Prejudice in print is not new. Nor is concern about it, especially in relation to children. In the contemporary societies of Europe and North America, however, confronting the issues of racism leads to a new reappraisal of children’s literature and learning materials.
This book identifies some of the forms that racism takes in literature and learning materials and illustrates ways in which the school curriculum may be affected and children’s minds may be conditioned. It records some of the current approaches to racist materials for children and some of the strategies for combat that have proved effective. It describes initiatives by parents and communities, by teachers and librarians, by publishers and those working in the media, that actively challenge biased materials and raise the consciousness of children and those who work with them.
It is hoped that all who work with children or are training to do so will see the book as being directly relevant to the ways in which they use books and learning aids with children.
So many people have helped me to put this book together that I can only thank them all collectively here. My thanks also go to those on whose research and writing I have drawn freely, and who will find themselves acknowledged both in the text and in the list of recommended reading.
In recording the changes which may have resulted from these earlier writings I hope this book may itself be an instrument of further change.

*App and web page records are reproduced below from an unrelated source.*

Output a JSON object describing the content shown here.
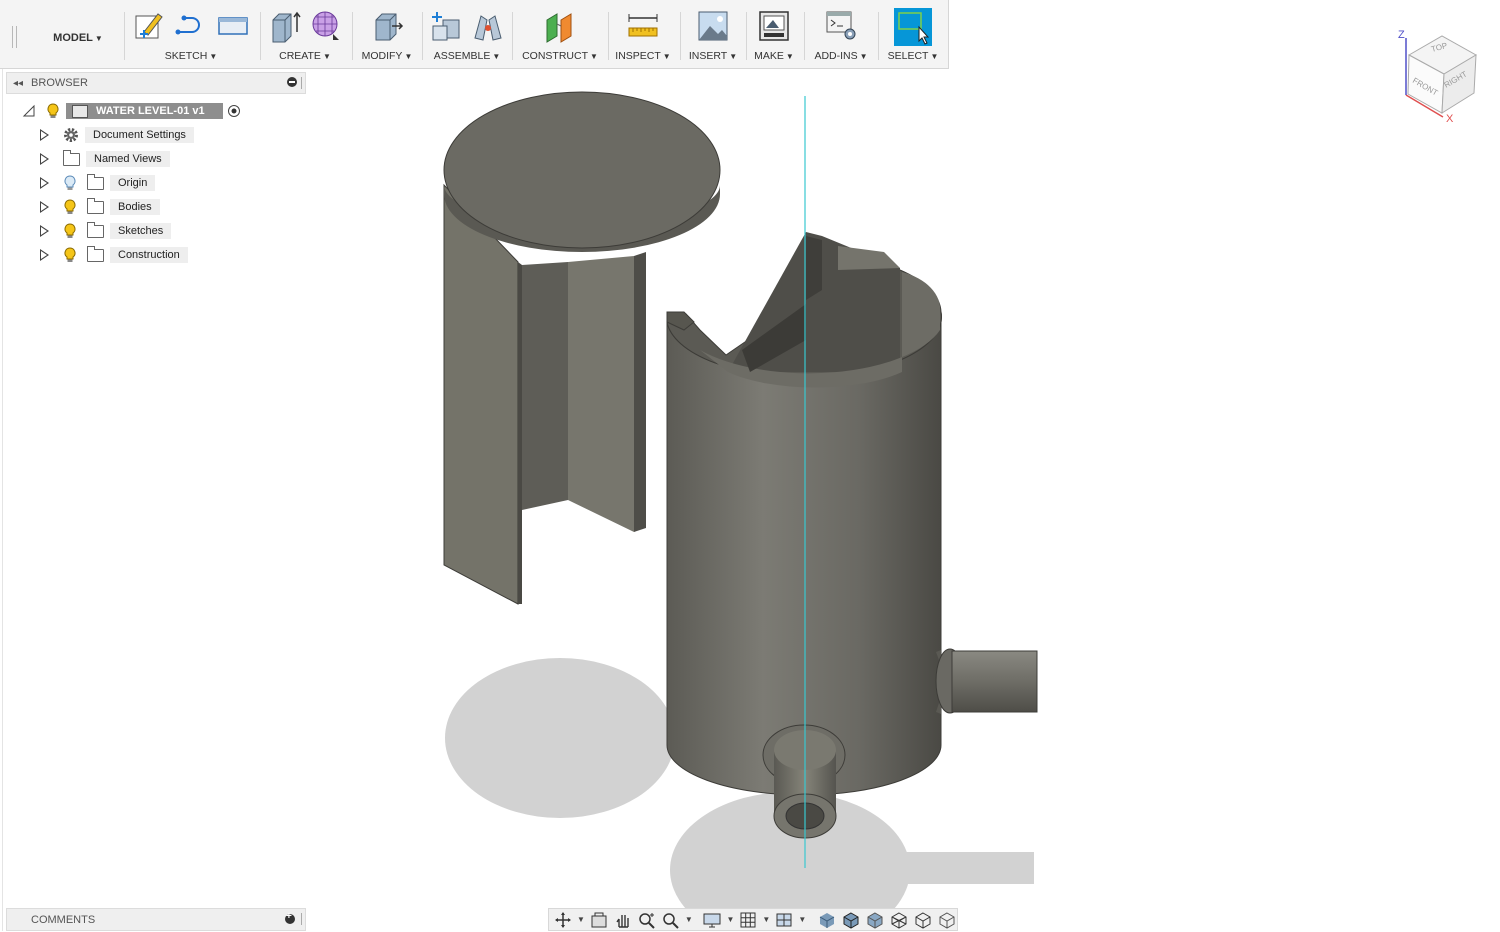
{
  "workspace": {
    "label": "MODEL"
  },
  "toolbar": {
    "groups": [
      {
        "label": "SKETCH"
      },
      {
        "label": "CREATE"
      },
      {
        "label": "MODIFY"
      },
      {
        "label": "ASSEMBLE"
      },
      {
        "label": "CONSTRUCT"
      },
      {
        "label": "INSPECT"
      },
      {
        "label": "INSERT"
      },
      {
        "label": "MAKE"
      },
      {
        "label": "ADD-INS"
      },
      {
        "label": "SELECT"
      }
    ]
  },
  "browser": {
    "title": "BROWSER",
    "root": {
      "label": "WATER LEVEL-01 v1"
    },
    "items": [
      {
        "label": "Document Settings",
        "icon": "gear-icon"
      },
      {
        "label": "Named Views",
        "icon": "folder-icon"
      },
      {
        "label": "Origin",
        "icon": "folder-icon",
        "visibility": "hidden"
      },
      {
        "label": "Bodies",
        "icon": "folder-icon",
        "visibility": "visible"
      },
      {
        "label": "Sketches",
        "icon": "folder-icon",
        "visibility": "visible"
      },
      {
        "label": "Construction",
        "icon": "folder-icon",
        "visibility": "visible"
      }
    ]
  },
  "viewcube": {
    "top": "TOP",
    "front": "FRONT",
    "right": "RIGHT",
    "axis_z": "Z",
    "axis_x": "X"
  },
  "comments": {
    "title": "COMMENTS"
  },
  "colors": {
    "accent": "#0696d7",
    "axis_line": "#38c8d0",
    "model": "#6e6d66",
    "bulb_on": "#f5c518",
    "bulb_off": "#9ec9e8"
  }
}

I would like to thank Jessica Yates for pointing out a number of errors; I have taken the opportunity of this reprint to correct them.
Gillian Klein, September 1986